Skin lines are drawn demarcating the relevant anatomy and anticipated locations of the vessels and scaphoid nonunion.
A curvilinear incision will facilitate exposure of the fracture and the 1,2 ICSRA.
The superficial branch of the radial nerve is identified and protected with a vessel loop.
The 1,2 ICSRA is identified between the first and second dorsal compartments, and the 2,3 ICSRA lies between the second and third compartments. The skin and subcutaneous tissue are elevated as a single layer over the extensor compartment while protecting the superficial radial nerve branches. The 1,2 ICSRA can be identified running proximally and superficially down a longitudinal ridge that separates the first and second extensor compartments. Two parallel longitudinal incisions are made at least 5 mm apart along the radial and ulnar sides of the 1,2 ICRSA. The bone graft is outlined over the radial metaphysis 1.5 to 2.0 cm proximal to the radial styloid after retracting the extensor pollicis brevis (EPB) and abductor pollicis longus (APL) radially and the extensor carpi radialis longus (ECRL) and brevis ulnarly.
A longitudinal capsulotomy is now made over the scaphoid, and the nonunion is exposed. An undisplaced fibrous nonunion is curetted to remove all fibrous tissue, taking care not to destabilize the fragments. When there is an avascular proximal pole, the necrotic bone should be removed down to the subchondral bone supporting the articular surface.
While keeping the wrist flexed, one volar guide wire and one dorsal Kirschner wire (K-wire) are placed down the longitudinal scaphoid axis under fluoroscopic control. When the VBG is used as an onlay graft, a small (2.5 mm to 3.2 mm) cannulated headless screw is first inserted over the volar guide wire to provide provisional fixation of the nonunion and so as not to interfere with the VBG onlay. The dorsal K-wire is advanced distally and prepositioned in the distal fragment in preparation for capturing the onlay graft. A 1 cm square defect is outlined with an osteotome at right angles to the nonunion site and is removed.
In the case of scaphoid collapse, a useful technique is to flex the wrist volarly until the lunate is corrected to a neutral alignment with respect to the radius. A 1.1 mm (0.045) K-wire is driven from the radius into the corrected lunate. The wrist is then brought into extension. A second 0.045 K-wire can then be placed from the distal pole into the capitate to maintain the reduction of the distal pole prior to placement of the bone graft.

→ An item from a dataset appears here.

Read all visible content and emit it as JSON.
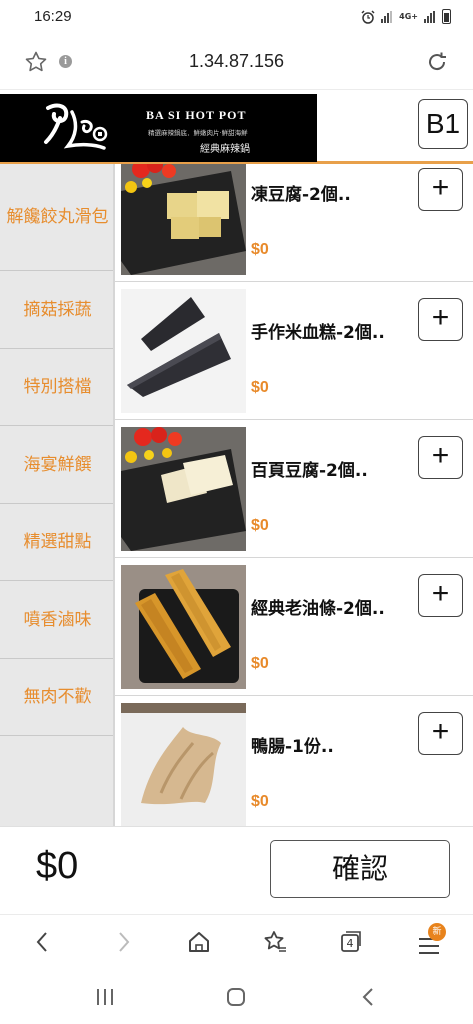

A dorsal cortical window is created across the non-union site to house the bone graft. In the case of a fibrous nonunion, care is taken not to destabilize the two fragments, since it makes fixation more difficult. The screw can be inserted to stabilize the nonunion prior to making the dorsal cortical window. A smaller than normal headless screw is inserted in a more volar position than normal to accommodate the onlay graft.
The graft is harvested by first sharply dissecting in line with the supraretinacular artery.
A slightly oversized graft, centered over the 1,2 ICSRA pedicle, is then osteotomized to a depth of 8 mm on its radial, ulnar, and distal aspects after the pedicle is ligated at the proximal edge. The distal portion of the pedicle is mobilized subperiosteally off of the dorsal surface of the radius along with a cuff of retinaculum. A curved osteotome is then placed at the proximal osteotomy site and used to pry the graft gently from the radial metaphysis. The pedicle with its periosteal and retinacular cuff is completely separated from the radius and joint capsule. The graft is rotated 180 degrees and press fitted into the dorsal defect over the nonunion site and held in place by driving a prepositioned dorsal K-wire proximally. The capsule is closed without any compression or tension on the pedicle. The tourniquet can be released at this point to check flap vascularity and achieve hemostasis prior to skin closure.
Postoperative care includes thumb spica immobilization until clinical and radiographic signs of healing, which is typically 8–12 weeks and up to 8 months in some cases. CT scanning is used to evaluate the amount of bony union. Some authors insist on 50% bridging bone on three CT cuts before declaring union.